■ **Your goal**
Scan the records for the string "chamada" and copy every line that holds it.

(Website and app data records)
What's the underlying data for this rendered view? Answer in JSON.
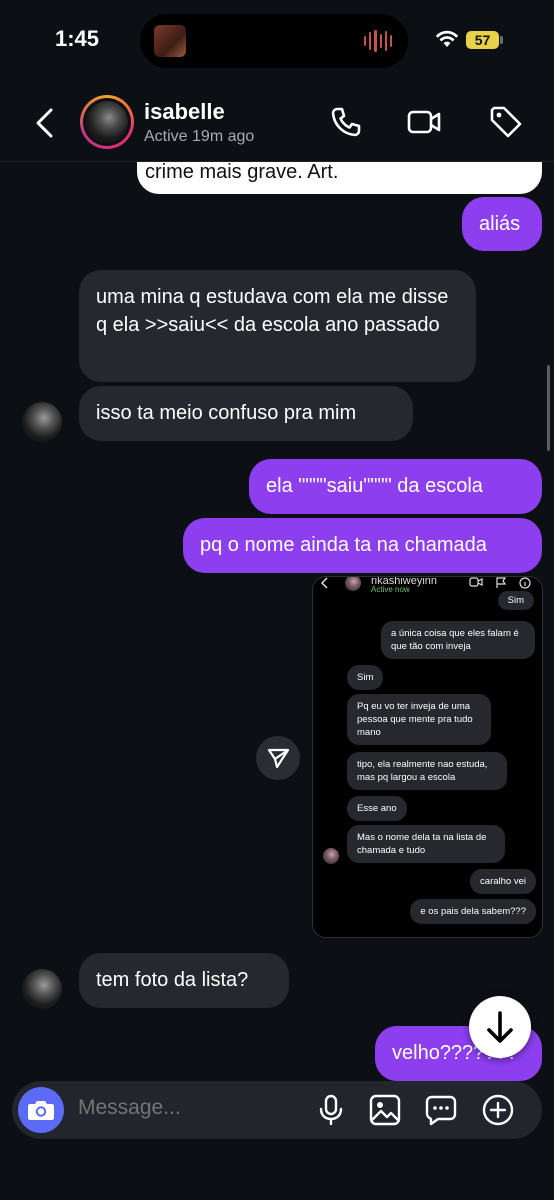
{
  "status_bar": {
    "time": "1:45",
    "battery": "57"
  },
  "header": {
    "contact_name": "isabelle",
    "contact_status": "Active 19m ago",
    "icons": [
      "back-chevron-icon",
      "phone-icon",
      "video-camera-icon",
      "tag-icon"
    ]
  },
  "messages": [
    {
      "id": "m0",
      "direction": "incoming",
      "text": "crime mais grave. Art.",
      "style": "quoted-reply"
    },
    {
      "id": "m1",
      "direction": "outgoing",
      "text": "aliás"
    },
    {
      "id": "m2",
      "direction": "incoming",
      "text": "uma mina q estudava com ela me disse q ela >>saiu<< da escola ano passado"
    },
    {
      "id": "m3",
      "direction": "incoming",
      "text": "isso ta meio confuso pra mim"
    },
    {
      "id": "m4",
      "direction": "outgoing",
      "text": "ela \"\"\"\"saiu\"\"\"\" da escola"
    },
    {
      "id": "m5",
      "direction": "outgoing",
      "text": "pq o nome ainda ta na chamada"
    },
    {
      "id": "m6",
      "direction": "incoming",
      "text": "tem foto da lista?"
    },
    {
      "id": "m7",
      "direction": "outgoing",
      "text": "velho???????"
    }
  ],
  "shared_screenshot": {
    "name": "rikashiweyinn",
    "status": "Active now",
    "messages": [
      {
        "dir": "out",
        "text": "Sim"
      },
      {
        "dir": "out",
        "text": "a única coisa que eles falam é que tão com inveja"
      },
      {
        "dir": "in",
        "text": "Sim"
      },
      {
        "dir": "in",
        "text": "Pq eu vo ter inveja de uma pessoa que mente pra tudo mano"
      },
      {
        "dir": "in",
        "text": "tipo, ela realmente nao estuda, mas pq largou a escola"
      },
      {
        "dir": "in",
        "text": "Esse ano"
      },
      {
        "dir": "in",
        "text": "Mas o nome dela ta na lista de chamada e tudo"
      },
      {
        "dir": "out",
        "text": "caralho vei"
      },
      {
        "dir": "out",
        "text": "e os pais dela sabem???"
      }
    ]
  },
  "composer": {
    "placeholder": "Message...",
    "icons": [
      "camera-icon",
      "microphone-icon",
      "gallery-icon",
      "sticker-chat-icon",
      "plus-icon"
    ]
  },
  "colors": {
    "background": "#0c0f14",
    "incoming_bubble": "#25282f",
    "outgoing_bubble": "#8d3ff0",
    "camera_button": "#5b6bf5"
  }
}
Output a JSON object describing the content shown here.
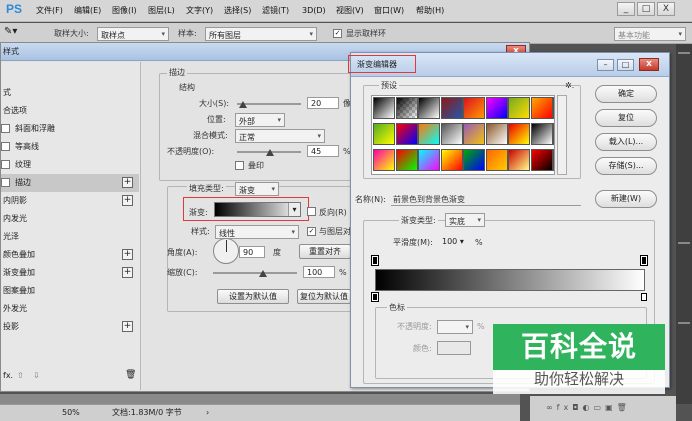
{
  "app": {
    "logo": "PS",
    "workspace": "基本功能"
  },
  "menu": [
    "文件(F)",
    "编辑(E)",
    "图像(I)",
    "图层(L)",
    "文字(Y)",
    "选择(S)",
    "滤镜(T)",
    "3D(D)",
    "视图(V)",
    "窗口(W)",
    "帮助(H)"
  ],
  "window_controls": {
    "minimize": "_",
    "maximize": "□",
    "close": "X"
  },
  "options_bar": {
    "sample_size_label": "取样大小:",
    "sample_size_value": "取样点",
    "sample_label": "样本:",
    "sample_value": "所有图层",
    "show_ring_label": "显示取样环",
    "show_ring_checked": "✓"
  },
  "layer_style": {
    "title": "样式",
    "close": "x",
    "left_items": [
      {
        "label": "式",
        "has_check": false,
        "has_plus": false,
        "selected": false
      },
      {
        "label": "合选项",
        "has_check": false,
        "has_plus": false,
        "selected": false
      },
      {
        "label": "斜面和浮雕",
        "has_check": true,
        "has_plus": false,
        "selected": false
      },
      {
        "label": "等高线",
        "has_check": true,
        "has_plus": false,
        "selected": false
      },
      {
        "label": "纹理",
        "has_check": true,
        "has_plus": false,
        "selected": false
      },
      {
        "label": "描边",
        "has_check": true,
        "has_plus": true,
        "selected": true
      },
      {
        "label": "内阴影",
        "has_check": false,
        "has_plus": true,
        "selected": false
      },
      {
        "label": "内发光",
        "has_check": false,
        "has_plus": false,
        "selected": false
      },
      {
        "label": "光泽",
        "has_check": false,
        "has_plus": false,
        "selected": false
      },
      {
        "label": "颜色叠加",
        "has_check": false,
        "has_plus": true,
        "selected": false
      },
      {
        "label": "渐变叠加",
        "has_check": false,
        "has_plus": true,
        "selected": false
      },
      {
        "label": "图案叠加",
        "has_check": false,
        "has_plus": false,
        "selected": false
      },
      {
        "label": "外发光",
        "has_check": false,
        "has_plus": false,
        "selected": false
      },
      {
        "label": "投影",
        "has_check": false,
        "has_plus": true,
        "selected": false
      }
    ],
    "bottom_icons": {
      "fx": "fx.",
      "up": "⇧",
      "down": "⇩",
      "trash": "🗑"
    },
    "stroke": {
      "section": "描边",
      "structure": "结构",
      "size_label": "大小(S):",
      "size_value": "20",
      "size_unit": "像素",
      "position_label": "位置:",
      "position_value": "外部",
      "blend_label": "混合模式:",
      "blend_value": "正常",
      "opacity_label": "不透明度(O):",
      "opacity_value": "45",
      "opacity_unit": "%",
      "overprint_label": "叠印",
      "fill_type_label": "填充类型:",
      "fill_type_value": "渐变",
      "gradient_label": "渐变:",
      "reverse_label": "反向(R)",
      "style_label": "样式:",
      "style_value": "线性",
      "align_label": "与图层对",
      "angle_label": "角度(A):",
      "angle_value": "90",
      "angle_unit": "度",
      "reset_align": "重置对齐",
      "scale_label": "缩放(C):",
      "scale_value": "100",
      "scale_unit": "%",
      "set_default": "设置为默认值",
      "reset_default": "复位为默认值"
    }
  },
  "gradient_editor": {
    "title": "渐变编辑器",
    "presets_label": "预设",
    "gear": "✲.",
    "ok": "确定",
    "reset": "复位",
    "load": "载入(L)...",
    "save": "存储(S)...",
    "name_label": "名称(N):",
    "name_value": "前景色到背景色渐变",
    "new_button": "新建(W)",
    "type_label": "渐变类型:",
    "type_value": "实底",
    "smooth_label": "平滑度(M):",
    "smooth_value": "100",
    "smooth_unit": "%",
    "color_stops_label": "色标",
    "opacity_label": "不透明度:",
    "opacity_unit": "%",
    "color_label": "颜色:",
    "preset_colors": [
      [
        "#000000",
        "#ffffff"
      ],
      [
        "#000000",
        "transparent"
      ],
      [
        "#000000",
        "#ffffff"
      ],
      [
        "#8b1a1a",
        "#2457a8"
      ],
      [
        "#d12",
        "#f90"
      ],
      [
        "#f0f",
        "#00f"
      ],
      [
        "#7a2",
        "#fd0"
      ],
      [
        "#fa0",
        "#f00"
      ],
      [
        "#444",
        "#ccc"
      ],
      [
        "#5a2",
        "#ff0"
      ],
      [
        "#f00",
        "#00f"
      ],
      [
        "#f70",
        "#0ff"
      ],
      [
        "#555",
        "#fff"
      ],
      [
        "#9b59b6",
        "#f1c40f"
      ],
      [
        "#8b5a2b",
        "#ffffff"
      ],
      [
        "#e00",
        "#ff0"
      ],
      [
        "#000",
        "#fff"
      ],
      [
        "#cccccc",
        "#ffffff"
      ],
      [
        "#f0a",
        "#ff0"
      ],
      [
        "#f00",
        "#0f0"
      ],
      [
        "#0ff",
        "#f0f"
      ],
      [
        "#ff0",
        "#f00"
      ],
      [
        "#0a0",
        "#00f"
      ],
      [
        "#f60",
        "#fc0"
      ],
      [
        "#c00",
        "#ff8"
      ],
      [
        "#f00",
        "#000"
      ],
      [
        "#ddd",
        "#888"
      ]
    ]
  },
  "watermark": {
    "main": "百科全说",
    "sub": "助你轻松解决"
  },
  "status": {
    "zoom": "50%",
    "doc": "文档:1.83M/0 字节",
    "arrow": "›"
  }
}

■ **Answer to this problem**
      "text": "pq o nome ainda ta na chamada"
        "text": "Mas o nome dela ta na lista de chamada e tudo"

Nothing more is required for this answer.